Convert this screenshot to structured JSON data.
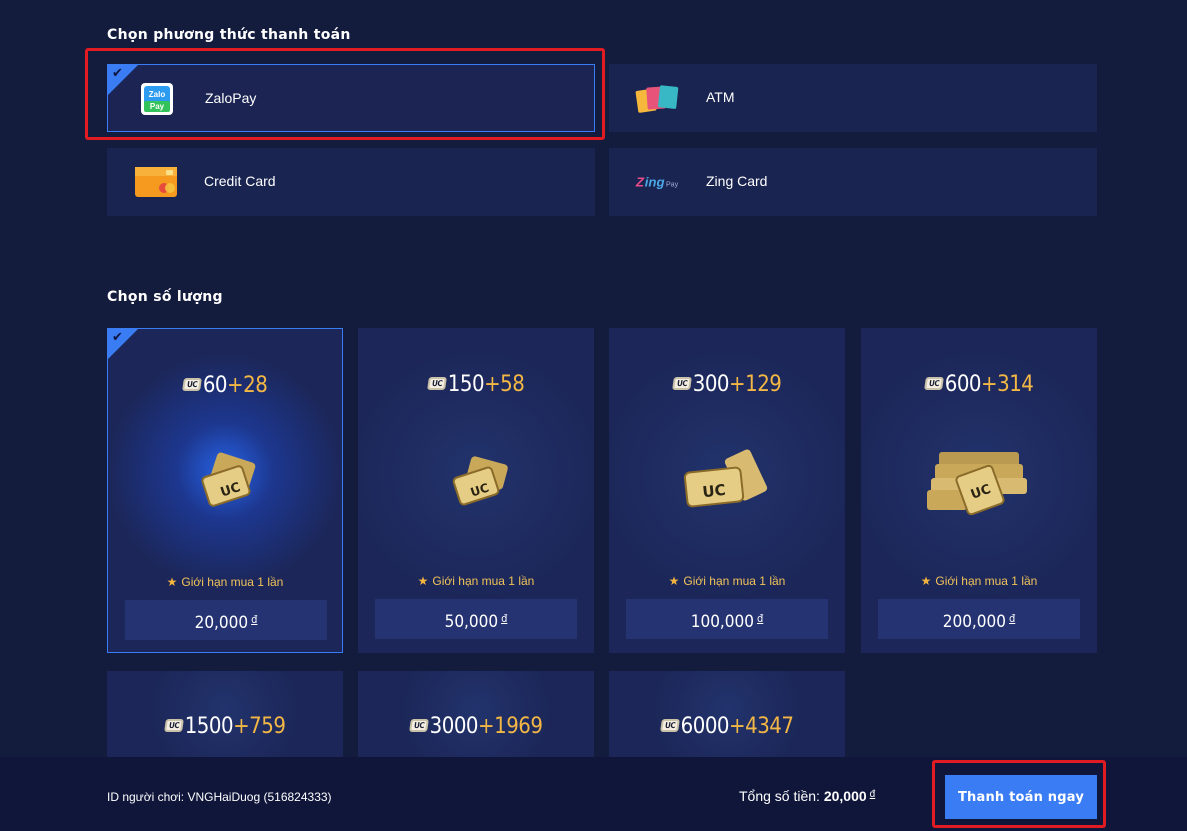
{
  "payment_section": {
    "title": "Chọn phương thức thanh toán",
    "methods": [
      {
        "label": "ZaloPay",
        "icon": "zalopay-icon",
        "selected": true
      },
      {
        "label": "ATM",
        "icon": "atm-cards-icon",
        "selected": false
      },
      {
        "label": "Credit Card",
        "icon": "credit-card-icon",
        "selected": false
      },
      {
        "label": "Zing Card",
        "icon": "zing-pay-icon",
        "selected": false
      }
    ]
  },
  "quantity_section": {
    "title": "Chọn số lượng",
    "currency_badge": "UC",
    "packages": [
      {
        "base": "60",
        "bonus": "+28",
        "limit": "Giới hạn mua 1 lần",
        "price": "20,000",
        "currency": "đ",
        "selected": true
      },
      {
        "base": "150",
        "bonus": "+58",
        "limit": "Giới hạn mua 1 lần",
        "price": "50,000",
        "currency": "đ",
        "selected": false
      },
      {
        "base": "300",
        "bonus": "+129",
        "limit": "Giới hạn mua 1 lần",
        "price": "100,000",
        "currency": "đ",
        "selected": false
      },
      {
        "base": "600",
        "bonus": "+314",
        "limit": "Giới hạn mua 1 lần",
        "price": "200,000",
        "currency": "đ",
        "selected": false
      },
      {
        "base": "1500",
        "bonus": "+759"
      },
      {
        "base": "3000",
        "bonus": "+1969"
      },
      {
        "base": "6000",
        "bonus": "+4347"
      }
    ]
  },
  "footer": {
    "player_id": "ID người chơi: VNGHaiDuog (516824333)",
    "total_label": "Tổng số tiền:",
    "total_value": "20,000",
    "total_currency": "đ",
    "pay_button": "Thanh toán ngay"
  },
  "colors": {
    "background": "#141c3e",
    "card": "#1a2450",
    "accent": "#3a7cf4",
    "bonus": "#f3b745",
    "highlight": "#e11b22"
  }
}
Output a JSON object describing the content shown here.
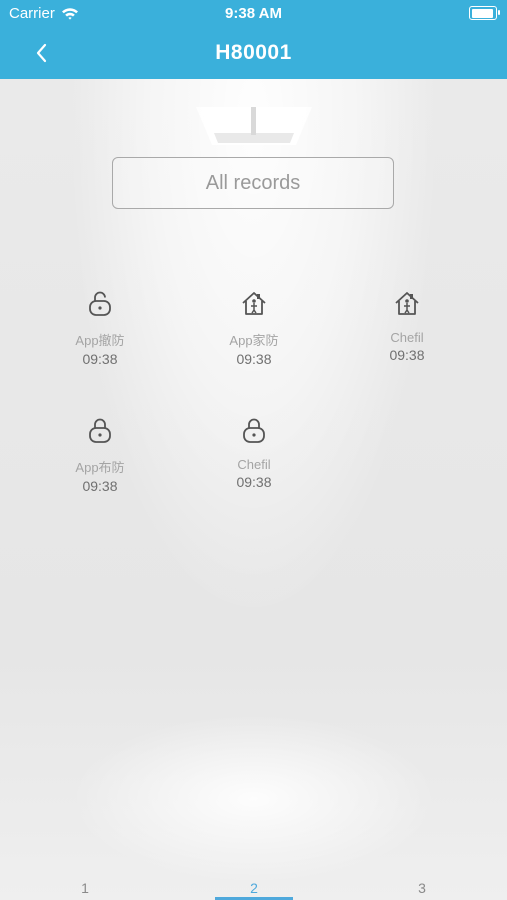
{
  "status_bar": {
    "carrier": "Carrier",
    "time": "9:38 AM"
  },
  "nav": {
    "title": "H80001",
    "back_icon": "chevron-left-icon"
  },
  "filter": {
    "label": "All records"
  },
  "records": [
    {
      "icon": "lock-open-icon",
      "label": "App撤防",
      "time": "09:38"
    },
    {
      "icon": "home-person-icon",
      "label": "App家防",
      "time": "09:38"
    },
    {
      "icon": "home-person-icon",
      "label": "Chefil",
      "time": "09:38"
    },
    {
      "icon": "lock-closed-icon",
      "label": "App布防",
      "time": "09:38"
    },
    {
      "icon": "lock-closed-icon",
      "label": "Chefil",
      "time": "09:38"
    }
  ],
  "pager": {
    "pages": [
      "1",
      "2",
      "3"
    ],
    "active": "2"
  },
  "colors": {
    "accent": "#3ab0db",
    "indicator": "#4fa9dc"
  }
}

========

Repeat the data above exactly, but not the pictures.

Convert this screenshot to structured JSON data.
{
  "payment_section": {
    "title": "Chọn phương thức thanh toán",
    "methods": [
      {
        "label": "ZaloPay",
        "icon": "zalopay-icon",
        "selected": true
      },
      {
        "label": "ATM",
        "icon": "atm-cards-icon",
        "selected": false
      },
      {
        "label": "Credit Card",
        "icon": "credit-card-icon",
        "selected": false
      },
      {
        "label": "Zing Card",
        "icon": "zing-pay-icon",
        "selected": false
      }
    ]
  },
  "quantity_section": {
    "title": "Chọn số lượng",
    "currency_badge": "UC",
    "packages": [
      {
        "base": "60",
        "bonus": "+28",
        "limit": "Giới hạn mua 1 lần",
        "price": "20,000",
        "currency": "đ",
        "selected": true
      },
      {
        "base": "150",
        "bonus": "+58",
        "limit": "Giới hạn mua 1 lần",
        "price": "50,000",
        "currency": "đ",
        "selected": false
      },
      {
        "base": "300",
        "bonus": "+129",
        "limit": "Giới hạn mua 1 lần",
        "price": "100,000",
        "currency": "đ",
        "selected": false
      },
      {
        "base": "600",
        "bonus": "+314",
        "limit": "Giới hạn mua 1 lần",
        "price": "200,000",
        "currency": "đ",
        "selected": false
      },
      {
        "base": "1500",
        "bonus": "+759"
      },
      {
        "base": "3000",
        "bonus": "+1969"
      },
      {
        "base": "6000",
        "bonus": "+4347"
      }
    ]
  },
  "footer": {
    "player_id": "ID người chơi: VNGHaiDuog (516824333)",
    "total_label": "Tổng số tiền:",
    "total_value": "20,000",
    "total_currency": "đ",
    "pay_button": "Thanh toán ngay"
  },
  "colors": {
    "background": "#141c3e",
    "card": "#1a2450",
    "accent": "#3a7cf4",
    "bonus": "#f3b745",
    "highlight": "#e11b22"
  }
}
Output a JSON object describing the content shown here.
{
  "status_bar": {
    "carrier": "Carrier",
    "time": "9:38 AM"
  },
  "nav": {
    "title": "H80001",
    "back_icon": "chevron-left-icon"
  },
  "filter": {
    "label": "All records"
  },
  "records": [
    {
      "icon": "lock-open-icon",
      "label": "App撤防",
      "time": "09:38"
    },
    {
      "icon": "home-person-icon",
      "label": "App家防",
      "time": "09:38"
    },
    {
      "icon": "home-person-icon",
      "label": "Chefil",
      "time": "09:38"
    },
    {
      "icon": "lock-closed-icon",
      "label": "App布防",
      "time": "09:38"
    },
    {
      "icon": "lock-closed-icon",
      "label": "Chefil",
      "time": "09:38"
    }
  ],
  "pager": {
    "pages": [
      "1",
      "2",
      "3"
    ],
    "active": "2"
  },
  "colors": {
    "accent": "#3ab0db",
    "indicator": "#4fa9dc"
  }
}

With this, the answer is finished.